'''

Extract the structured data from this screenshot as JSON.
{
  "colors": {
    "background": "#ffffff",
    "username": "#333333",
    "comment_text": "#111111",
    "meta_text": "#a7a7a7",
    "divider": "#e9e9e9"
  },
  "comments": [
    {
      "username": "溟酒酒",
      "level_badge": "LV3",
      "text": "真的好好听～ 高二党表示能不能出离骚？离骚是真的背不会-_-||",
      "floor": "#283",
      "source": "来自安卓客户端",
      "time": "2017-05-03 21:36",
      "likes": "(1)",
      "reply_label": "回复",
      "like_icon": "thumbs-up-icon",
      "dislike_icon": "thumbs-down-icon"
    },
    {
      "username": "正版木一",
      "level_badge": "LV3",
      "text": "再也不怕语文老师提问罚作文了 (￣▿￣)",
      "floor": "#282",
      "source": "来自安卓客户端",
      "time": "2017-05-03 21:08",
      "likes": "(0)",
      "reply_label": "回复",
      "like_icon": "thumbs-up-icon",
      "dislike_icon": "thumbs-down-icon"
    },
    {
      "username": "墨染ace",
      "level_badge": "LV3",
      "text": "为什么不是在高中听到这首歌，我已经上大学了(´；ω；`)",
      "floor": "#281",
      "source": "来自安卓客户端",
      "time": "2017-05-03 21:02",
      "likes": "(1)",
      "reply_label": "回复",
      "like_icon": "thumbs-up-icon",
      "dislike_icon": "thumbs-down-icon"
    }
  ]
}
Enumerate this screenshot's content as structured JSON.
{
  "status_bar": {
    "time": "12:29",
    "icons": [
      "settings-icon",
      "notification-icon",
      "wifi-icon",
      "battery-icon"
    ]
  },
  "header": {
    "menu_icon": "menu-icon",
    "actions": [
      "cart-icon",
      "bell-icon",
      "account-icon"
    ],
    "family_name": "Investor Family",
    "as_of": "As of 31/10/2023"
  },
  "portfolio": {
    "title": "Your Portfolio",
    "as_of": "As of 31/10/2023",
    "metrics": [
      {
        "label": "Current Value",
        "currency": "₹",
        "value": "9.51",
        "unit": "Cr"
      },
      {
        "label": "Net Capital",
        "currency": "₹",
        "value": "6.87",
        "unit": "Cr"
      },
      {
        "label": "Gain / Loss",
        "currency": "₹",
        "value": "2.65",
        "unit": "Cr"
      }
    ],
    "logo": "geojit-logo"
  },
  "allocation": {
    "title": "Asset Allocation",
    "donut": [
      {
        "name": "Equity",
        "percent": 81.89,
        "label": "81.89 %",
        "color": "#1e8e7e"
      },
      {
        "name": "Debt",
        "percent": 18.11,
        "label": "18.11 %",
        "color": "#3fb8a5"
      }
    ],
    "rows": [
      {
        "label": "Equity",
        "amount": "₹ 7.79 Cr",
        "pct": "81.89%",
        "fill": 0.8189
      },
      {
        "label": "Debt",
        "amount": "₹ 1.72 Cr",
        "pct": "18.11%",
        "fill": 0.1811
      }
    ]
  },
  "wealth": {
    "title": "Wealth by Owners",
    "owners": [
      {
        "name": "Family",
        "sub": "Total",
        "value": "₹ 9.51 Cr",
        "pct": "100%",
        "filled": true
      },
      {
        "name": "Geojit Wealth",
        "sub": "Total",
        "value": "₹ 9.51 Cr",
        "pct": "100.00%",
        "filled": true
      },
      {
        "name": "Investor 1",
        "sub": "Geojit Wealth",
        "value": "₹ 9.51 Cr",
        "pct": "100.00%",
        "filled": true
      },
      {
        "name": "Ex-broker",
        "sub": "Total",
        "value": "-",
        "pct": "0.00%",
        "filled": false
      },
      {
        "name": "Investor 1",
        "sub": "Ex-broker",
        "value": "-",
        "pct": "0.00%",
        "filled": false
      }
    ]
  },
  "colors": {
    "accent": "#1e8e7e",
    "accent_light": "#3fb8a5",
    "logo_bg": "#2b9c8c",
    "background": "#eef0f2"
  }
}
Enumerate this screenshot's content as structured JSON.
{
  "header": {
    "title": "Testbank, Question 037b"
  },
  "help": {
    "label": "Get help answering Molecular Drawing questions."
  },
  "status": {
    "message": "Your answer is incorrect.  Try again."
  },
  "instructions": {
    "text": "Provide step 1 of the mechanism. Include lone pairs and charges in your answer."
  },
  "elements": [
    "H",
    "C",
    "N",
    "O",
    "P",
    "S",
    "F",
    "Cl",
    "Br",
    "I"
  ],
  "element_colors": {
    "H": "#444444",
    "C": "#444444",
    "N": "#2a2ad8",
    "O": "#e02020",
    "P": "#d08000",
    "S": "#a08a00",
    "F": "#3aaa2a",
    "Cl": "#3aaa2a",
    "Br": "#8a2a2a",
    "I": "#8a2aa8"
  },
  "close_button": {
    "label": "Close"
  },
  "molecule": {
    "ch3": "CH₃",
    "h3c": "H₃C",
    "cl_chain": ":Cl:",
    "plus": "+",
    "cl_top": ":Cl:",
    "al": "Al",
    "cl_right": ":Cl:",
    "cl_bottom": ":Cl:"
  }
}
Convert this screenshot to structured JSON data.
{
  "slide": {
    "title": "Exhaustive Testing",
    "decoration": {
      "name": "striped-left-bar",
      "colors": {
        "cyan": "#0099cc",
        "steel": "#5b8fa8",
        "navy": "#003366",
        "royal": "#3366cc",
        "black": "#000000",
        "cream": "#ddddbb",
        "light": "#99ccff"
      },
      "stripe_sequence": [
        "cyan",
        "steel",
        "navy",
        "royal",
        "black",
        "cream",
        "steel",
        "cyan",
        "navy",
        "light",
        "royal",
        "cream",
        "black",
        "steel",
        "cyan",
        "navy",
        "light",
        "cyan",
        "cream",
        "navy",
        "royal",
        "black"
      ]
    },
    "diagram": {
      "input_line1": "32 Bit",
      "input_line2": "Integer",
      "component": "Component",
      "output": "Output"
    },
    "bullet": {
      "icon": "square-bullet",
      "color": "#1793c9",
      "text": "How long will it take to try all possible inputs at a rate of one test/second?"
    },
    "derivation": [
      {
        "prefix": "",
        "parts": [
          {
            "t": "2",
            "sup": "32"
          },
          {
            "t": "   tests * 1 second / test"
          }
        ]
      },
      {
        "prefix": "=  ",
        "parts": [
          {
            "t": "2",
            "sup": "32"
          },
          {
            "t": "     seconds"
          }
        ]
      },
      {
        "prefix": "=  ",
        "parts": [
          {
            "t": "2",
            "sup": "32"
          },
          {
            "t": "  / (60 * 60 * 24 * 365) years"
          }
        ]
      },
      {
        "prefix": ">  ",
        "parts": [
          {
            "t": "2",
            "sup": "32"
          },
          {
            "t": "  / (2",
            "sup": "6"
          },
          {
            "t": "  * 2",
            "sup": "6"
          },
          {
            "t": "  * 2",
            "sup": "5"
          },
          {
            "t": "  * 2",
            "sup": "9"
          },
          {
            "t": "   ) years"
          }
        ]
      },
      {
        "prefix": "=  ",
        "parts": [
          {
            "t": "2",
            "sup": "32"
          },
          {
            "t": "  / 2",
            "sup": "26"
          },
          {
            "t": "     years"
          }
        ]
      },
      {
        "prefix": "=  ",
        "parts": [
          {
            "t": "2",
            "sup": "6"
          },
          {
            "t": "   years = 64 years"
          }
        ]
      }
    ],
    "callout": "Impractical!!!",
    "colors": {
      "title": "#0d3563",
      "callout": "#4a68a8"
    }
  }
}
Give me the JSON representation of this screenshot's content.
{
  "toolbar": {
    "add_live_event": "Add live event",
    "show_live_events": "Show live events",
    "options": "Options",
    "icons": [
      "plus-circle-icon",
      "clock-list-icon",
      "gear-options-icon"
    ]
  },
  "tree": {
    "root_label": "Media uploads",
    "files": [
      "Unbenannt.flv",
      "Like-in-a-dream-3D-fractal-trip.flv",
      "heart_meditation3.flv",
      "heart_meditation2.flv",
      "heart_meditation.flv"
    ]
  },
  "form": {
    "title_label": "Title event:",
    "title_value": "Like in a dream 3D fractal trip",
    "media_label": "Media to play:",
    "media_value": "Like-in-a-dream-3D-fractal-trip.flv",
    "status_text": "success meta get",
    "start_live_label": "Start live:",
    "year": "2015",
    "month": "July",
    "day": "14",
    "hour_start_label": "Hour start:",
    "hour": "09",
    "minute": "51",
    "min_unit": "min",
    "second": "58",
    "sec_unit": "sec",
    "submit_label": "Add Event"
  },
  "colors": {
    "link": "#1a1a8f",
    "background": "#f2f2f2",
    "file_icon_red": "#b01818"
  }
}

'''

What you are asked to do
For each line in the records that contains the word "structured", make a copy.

Expected answer
Extract the structured data from this screenshot as JSON.
Enumerate this screenshot's content as structured JSON.
Enumerate this screenshot's content as structured JSON.
Convert this screenshot to structured JSON data.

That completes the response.